Much to my delight (because figure skating and Hamilton are two of my top obsessions), this video was floating around the internet during Nationals last week:

 

Philip Baker, of the Skating Club of Boston, won bronze in the intermediate men’s division at the 2017 U.S. Figure Skating Championships with this program. The video above is from the New England Regional Championships, because the Nationals one isn’t available on YouTube. But someone wonderful brought it to the attention of Lin-Manuel Miranda on Twitter, which brought it to my attention:

Personally, I was wondering if someone might jump on the Hamilton bandwagon in the dance event, with hip hop as one of the rhythms this year (Just me? Wishful thinking? Ok, fine.)

The music of Hamilton is so intricate that I don’t think it would translate well to an ice rink and a 2-4 minute program. That said, this is a pretty well-done cut. And not only does this kid have great taste in music, but he is a great skater, too. He has excellent knee bend and speed across the ice in his stroking, and his musical timing is on target. (Seriously. Sometimes even senior skaters don’t hit their movements on the proper accent of the music.)

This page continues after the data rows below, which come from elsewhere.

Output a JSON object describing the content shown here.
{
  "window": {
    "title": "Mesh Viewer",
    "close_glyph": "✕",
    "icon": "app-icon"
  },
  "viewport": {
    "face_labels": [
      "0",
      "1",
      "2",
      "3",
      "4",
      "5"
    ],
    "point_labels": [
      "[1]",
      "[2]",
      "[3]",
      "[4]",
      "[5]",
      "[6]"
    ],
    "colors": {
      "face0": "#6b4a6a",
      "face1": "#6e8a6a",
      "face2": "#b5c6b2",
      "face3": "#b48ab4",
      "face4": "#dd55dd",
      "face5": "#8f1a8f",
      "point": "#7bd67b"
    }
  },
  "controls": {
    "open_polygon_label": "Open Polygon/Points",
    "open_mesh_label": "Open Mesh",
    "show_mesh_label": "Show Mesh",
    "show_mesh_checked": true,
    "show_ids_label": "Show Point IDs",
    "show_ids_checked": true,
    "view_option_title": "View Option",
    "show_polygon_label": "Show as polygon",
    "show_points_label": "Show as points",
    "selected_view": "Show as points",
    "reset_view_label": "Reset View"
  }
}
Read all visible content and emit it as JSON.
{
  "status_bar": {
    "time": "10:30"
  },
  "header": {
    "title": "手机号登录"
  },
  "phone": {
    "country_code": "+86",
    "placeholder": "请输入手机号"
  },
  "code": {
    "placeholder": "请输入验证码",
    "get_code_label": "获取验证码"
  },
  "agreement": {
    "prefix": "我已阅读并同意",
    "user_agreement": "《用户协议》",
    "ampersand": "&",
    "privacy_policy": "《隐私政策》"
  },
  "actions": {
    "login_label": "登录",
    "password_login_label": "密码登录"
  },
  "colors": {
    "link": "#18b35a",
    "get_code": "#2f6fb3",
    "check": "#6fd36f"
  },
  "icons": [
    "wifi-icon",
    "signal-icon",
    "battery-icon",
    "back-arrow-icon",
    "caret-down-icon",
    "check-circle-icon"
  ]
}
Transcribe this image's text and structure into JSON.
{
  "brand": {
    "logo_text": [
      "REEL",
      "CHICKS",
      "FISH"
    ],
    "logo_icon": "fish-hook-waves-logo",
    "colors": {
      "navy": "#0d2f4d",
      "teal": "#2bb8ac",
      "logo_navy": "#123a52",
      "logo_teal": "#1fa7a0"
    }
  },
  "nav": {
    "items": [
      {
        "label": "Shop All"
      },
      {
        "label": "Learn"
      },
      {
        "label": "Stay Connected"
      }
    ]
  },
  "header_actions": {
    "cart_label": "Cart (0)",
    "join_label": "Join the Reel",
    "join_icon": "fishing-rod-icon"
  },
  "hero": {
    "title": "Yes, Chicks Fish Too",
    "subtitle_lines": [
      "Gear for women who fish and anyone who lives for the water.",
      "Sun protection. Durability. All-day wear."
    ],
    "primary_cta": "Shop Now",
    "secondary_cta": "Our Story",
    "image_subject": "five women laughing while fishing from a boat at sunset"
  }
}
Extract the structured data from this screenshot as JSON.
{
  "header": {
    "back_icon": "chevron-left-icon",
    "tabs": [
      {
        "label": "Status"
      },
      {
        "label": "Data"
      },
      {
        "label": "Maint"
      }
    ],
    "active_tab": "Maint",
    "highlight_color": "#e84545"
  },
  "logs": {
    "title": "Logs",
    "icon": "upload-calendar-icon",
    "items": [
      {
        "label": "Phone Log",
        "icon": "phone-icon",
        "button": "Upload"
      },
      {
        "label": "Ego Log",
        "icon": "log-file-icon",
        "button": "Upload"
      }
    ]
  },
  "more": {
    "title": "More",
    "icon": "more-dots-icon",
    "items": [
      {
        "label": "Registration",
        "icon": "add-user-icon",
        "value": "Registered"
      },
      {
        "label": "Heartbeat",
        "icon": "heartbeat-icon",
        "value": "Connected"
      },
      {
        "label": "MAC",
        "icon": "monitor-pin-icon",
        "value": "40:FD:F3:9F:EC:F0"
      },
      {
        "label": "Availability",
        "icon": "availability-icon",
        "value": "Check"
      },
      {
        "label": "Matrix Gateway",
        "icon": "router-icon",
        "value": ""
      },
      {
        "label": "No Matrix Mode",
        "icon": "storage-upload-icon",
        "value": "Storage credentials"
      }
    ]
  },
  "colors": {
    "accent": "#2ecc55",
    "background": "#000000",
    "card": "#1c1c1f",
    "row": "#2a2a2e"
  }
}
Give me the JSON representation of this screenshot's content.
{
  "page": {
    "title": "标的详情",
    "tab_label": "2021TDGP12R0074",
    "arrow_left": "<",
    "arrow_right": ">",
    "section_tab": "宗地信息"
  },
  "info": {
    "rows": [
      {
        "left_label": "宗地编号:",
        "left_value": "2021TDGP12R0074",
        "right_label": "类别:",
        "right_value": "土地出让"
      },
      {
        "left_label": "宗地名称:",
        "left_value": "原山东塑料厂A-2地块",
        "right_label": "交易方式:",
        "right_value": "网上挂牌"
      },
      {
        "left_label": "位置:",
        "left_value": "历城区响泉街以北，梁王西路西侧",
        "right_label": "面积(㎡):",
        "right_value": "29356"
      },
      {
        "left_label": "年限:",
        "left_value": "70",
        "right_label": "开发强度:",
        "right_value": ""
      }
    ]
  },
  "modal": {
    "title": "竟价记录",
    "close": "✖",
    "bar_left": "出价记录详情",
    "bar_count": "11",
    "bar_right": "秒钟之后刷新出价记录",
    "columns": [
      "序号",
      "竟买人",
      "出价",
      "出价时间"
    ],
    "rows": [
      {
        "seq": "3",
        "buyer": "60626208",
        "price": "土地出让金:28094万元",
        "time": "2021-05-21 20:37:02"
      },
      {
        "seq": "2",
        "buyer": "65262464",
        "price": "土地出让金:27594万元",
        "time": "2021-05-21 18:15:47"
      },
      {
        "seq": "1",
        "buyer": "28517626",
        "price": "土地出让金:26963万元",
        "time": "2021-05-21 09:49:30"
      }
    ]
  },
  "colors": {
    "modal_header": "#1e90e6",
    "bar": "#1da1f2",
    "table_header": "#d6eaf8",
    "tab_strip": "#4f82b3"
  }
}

Oh, and the straight line footwork sequence is to die for: that fist pump on the lunge!

Let’s keep an eye on Baker, shall we? This might be the next cute youngster promo they show at senior Nationals someday, a la Nathen Chen last weekend: